▶ _Work to be completed_
Look through the data below. Show each line where the string "memory" occurs.

[App and web page records]
--- START ---

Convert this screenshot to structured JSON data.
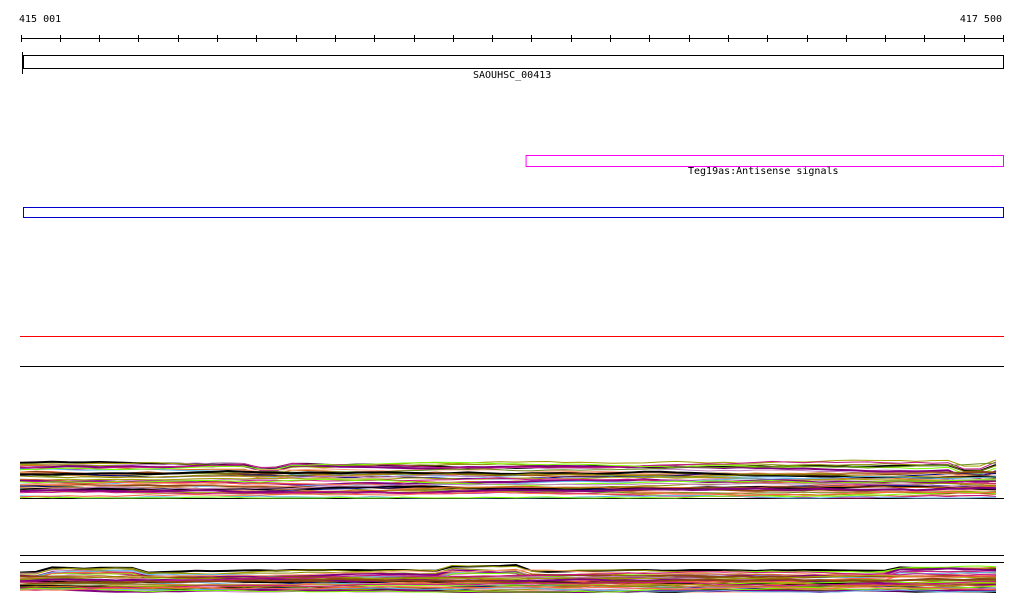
{
  "ruler": {
    "start_label": "415 001",
    "end_label": "417 500",
    "start": 415001,
    "end": 417500,
    "tick_interval_bp": 100
  },
  "features": [
    {
      "name": "SAOUHSC_00413",
      "color": "#000000",
      "start": 415001,
      "end": 417500
    },
    {
      "name": "Teg19as:Antisense signals",
      "color": "#ff00ff",
      "start": 416280,
      "end": 417500
    },
    {
      "name": "",
      "color": "#0000cc",
      "start": 415001,
      "end": 417500
    }
  ],
  "colors": {
    "red_line": "#ff0000",
    "track_border": "#000000",
    "palette": [
      "#000000",
      "#8b8b00",
      "#c080c0",
      "#a0a000",
      "#d2691e",
      "#800080",
      "#c71585",
      "#5fb4e8",
      "#7cfc00",
      "#ff6347",
      "#8b4513",
      "#ffa07a",
      "#6b8e23",
      "#000080",
      "#cd853f"
    ]
  }
}
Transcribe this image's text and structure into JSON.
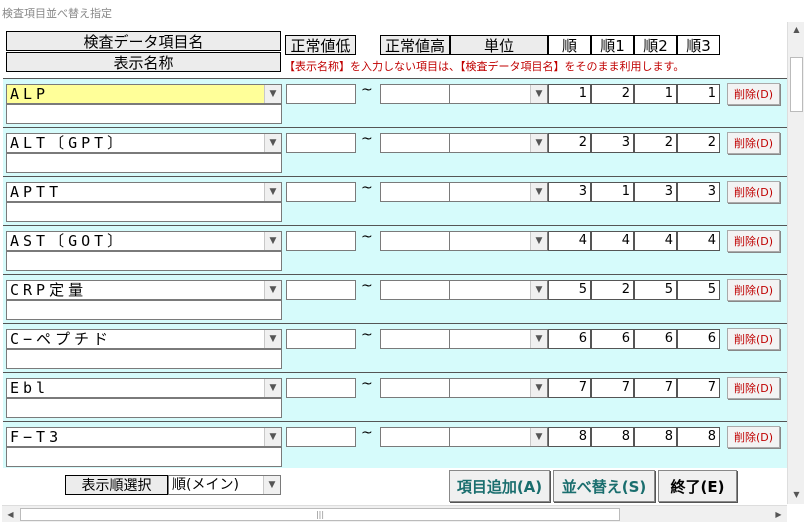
{
  "window": {
    "title": "検査項目並べ替え指定"
  },
  "header": {
    "item_name": "検査データ項目名",
    "display_name": "表示名称",
    "normal_low": "正常値低",
    "normal_high": "正常値高",
    "unit": "単位",
    "order": "順",
    "order1": "順1",
    "order2": "順2",
    "order3": "順3",
    "note": "【表示名称】を入力しない項目は、【検査データ項目名】をそのまま利用します。"
  },
  "range_separator": "~",
  "delete_label": "削除(D)",
  "rows": [
    {
      "name": "ALP",
      "order": "1",
      "order1": "2",
      "order2": "1",
      "order3": "1",
      "highlighted": true
    },
    {
      "name": "ALT〔GPT〕",
      "order": "2",
      "order1": "3",
      "order2": "2",
      "order3": "2"
    },
    {
      "name": "APTT",
      "order": "3",
      "order1": "1",
      "order2": "3",
      "order3": "3"
    },
    {
      "name": "AST〔GOT〕",
      "order": "4",
      "order1": "4",
      "order2": "4",
      "order3": "4"
    },
    {
      "name": "CRP定量",
      "order": "5",
      "order1": "2",
      "order2": "5",
      "order3": "5"
    },
    {
      "name": "C−ペプチド",
      "order": "6",
      "order1": "6",
      "order2": "6",
      "order3": "6"
    },
    {
      "name": "Ebl",
      "order": "7",
      "order1": "7",
      "order2": "7",
      "order3": "7"
    },
    {
      "name": "F−T3",
      "order": "8",
      "order1": "8",
      "order2": "8",
      "order3": "8"
    }
  ],
  "footer": {
    "sort_select_label": "表示順選択",
    "sort_select_value": "順(メイン)",
    "add_button": "項目追加(A)",
    "sort_button": "並べ替え(S)",
    "exit_button": "終了(E)"
  },
  "colors": {
    "row_bg": "#d6fbfb",
    "highlight": "#ffff99",
    "accent_text": "#1a6e6e",
    "note_text": "#c00000"
  }
}
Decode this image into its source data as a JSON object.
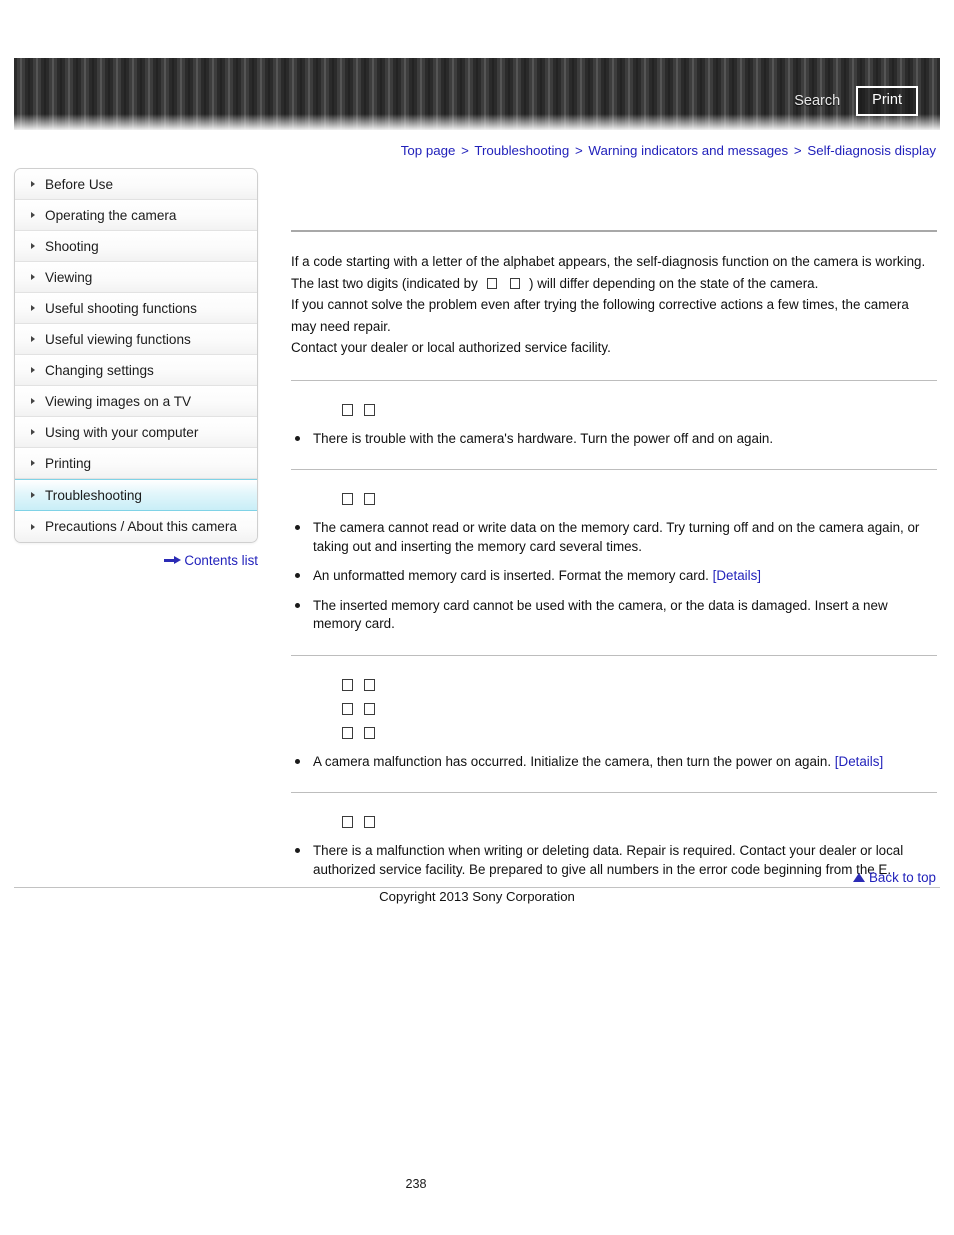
{
  "header": {
    "search_label": "Search",
    "print_label": "Print"
  },
  "breadcrumb": {
    "items": [
      "Top page",
      "Troubleshooting",
      "Warning indicators and messages",
      "Self-diagnosis display"
    ],
    "separator": ">"
  },
  "sidebar": {
    "items": [
      {
        "label": "Before Use",
        "active": false
      },
      {
        "label": "Operating the camera",
        "active": false
      },
      {
        "label": "Shooting",
        "active": false
      },
      {
        "label": "Viewing",
        "active": false
      },
      {
        "label": "Useful shooting functions",
        "active": false
      },
      {
        "label": "Useful viewing functions",
        "active": false
      },
      {
        "label": "Changing settings",
        "active": false
      },
      {
        "label": "Viewing images on a TV",
        "active": false
      },
      {
        "label": "Using with your computer",
        "active": false
      },
      {
        "label": "Printing",
        "active": false
      },
      {
        "label": "Troubleshooting",
        "active": true
      },
      {
        "label": "Precautions / About this camera",
        "active": false
      }
    ],
    "contents_list_label": "Contents list"
  },
  "main": {
    "intro": {
      "line1_part1": "If a code starting with a letter of the alphabet appears, the self-diagnosis function on the camera is working. The last two digits (indicated by",
      "line1_part2": ") will differ depending on the state of the camera.",
      "line2": "If you cannot solve the problem even after trying the following corrective actions a few times, the camera may need repair.",
      "line3": "Contact your dealer or local authorized service facility."
    },
    "sections": [
      {
        "code_lines": 1,
        "bullets": [
          {
            "text": "There is trouble with the camera's hardware. Turn the power off and on again.",
            "link": null
          }
        ]
      },
      {
        "code_lines": 1,
        "bullets": [
          {
            "text": "The camera cannot read or write data on the memory card. Try turning off and on the camera again, or taking out and inserting the memory card several times.",
            "link": null
          },
          {
            "text": "An unformatted memory card is inserted. Format the memory card.",
            "link": "[Details]"
          },
          {
            "text": "The inserted memory card cannot be used with the camera, or the data is damaged. Insert a new memory card.",
            "link": null
          }
        ]
      },
      {
        "code_lines": 3,
        "bullets": [
          {
            "text": "A camera malfunction has occurred. Initialize the camera, then turn the power on again.",
            "link": "[Details]"
          }
        ]
      },
      {
        "code_lines": 1,
        "bullets": [
          {
            "text": "There is a malfunction when writing or deleting data. Repair is required. Contact your dealer or local authorized service facility. Be prepared to give all numbers in the error code beginning from the E.",
            "link": null
          }
        ]
      }
    ]
  },
  "footer": {
    "back_to_top_label": "Back to top",
    "copyright": "Copyright 2013 Sony Corporation",
    "page_number": "238"
  }
}
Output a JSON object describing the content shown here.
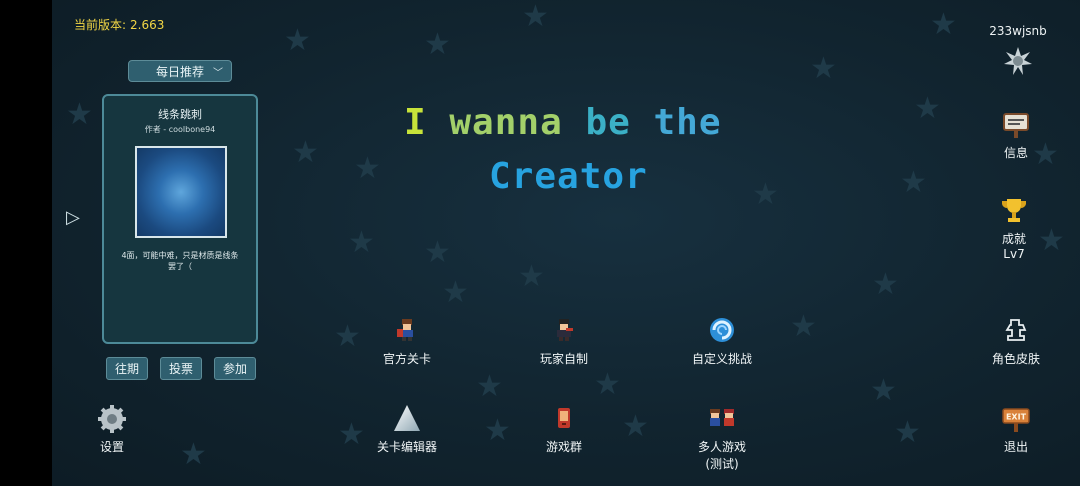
{
  "version": {
    "label": "当前版本:",
    "value": "2.663"
  },
  "featured": {
    "dropdown_label": "每日推荐",
    "card": {
      "title": "线条跳刺",
      "author": "作者 - coolbone94",
      "desc_line1": "4面，可能中难，只是材质是线条",
      "desc_line2": "罢了（"
    },
    "buttons": {
      "past": "往期",
      "vote": "投票",
      "join": "参加"
    }
  },
  "game_title": {
    "line1_words": [
      "I",
      "wanna",
      "be",
      "the"
    ],
    "line2": "Creator"
  },
  "menu": {
    "official": "官方关卡",
    "player_made": "玩家自制",
    "custom_challenge": "自定义挑战",
    "editor": "关卡编辑器",
    "group": "游戏群",
    "multiplayer_line1": "多人游戏",
    "multiplayer_line2": "(测试)"
  },
  "sidebar": {
    "username": "233wjsnb",
    "info": "信息",
    "achievements": "成就",
    "level": "Lv7",
    "skins": "角色皮肤",
    "exit": "退出",
    "exit_sign": "EXIT"
  },
  "settings": "设置",
  "colors": {
    "version_text": "#f1d645",
    "panel_bg": "#16363f",
    "panel_border": "#4d8a98",
    "button_bg": "#2f5f6f"
  }
}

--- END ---

▶ _Completed task_
            "text": "The camera cannot read or write data on the memory card. Try turning off and on the camera again, or taking out and inserting the memory card several times.",
            "text": "An unformatted memory card is inserted. Format the memory card.",
            "text": "The inserted memory card cannot be used with the camera, or the data is damaged. Insert a new memory card.",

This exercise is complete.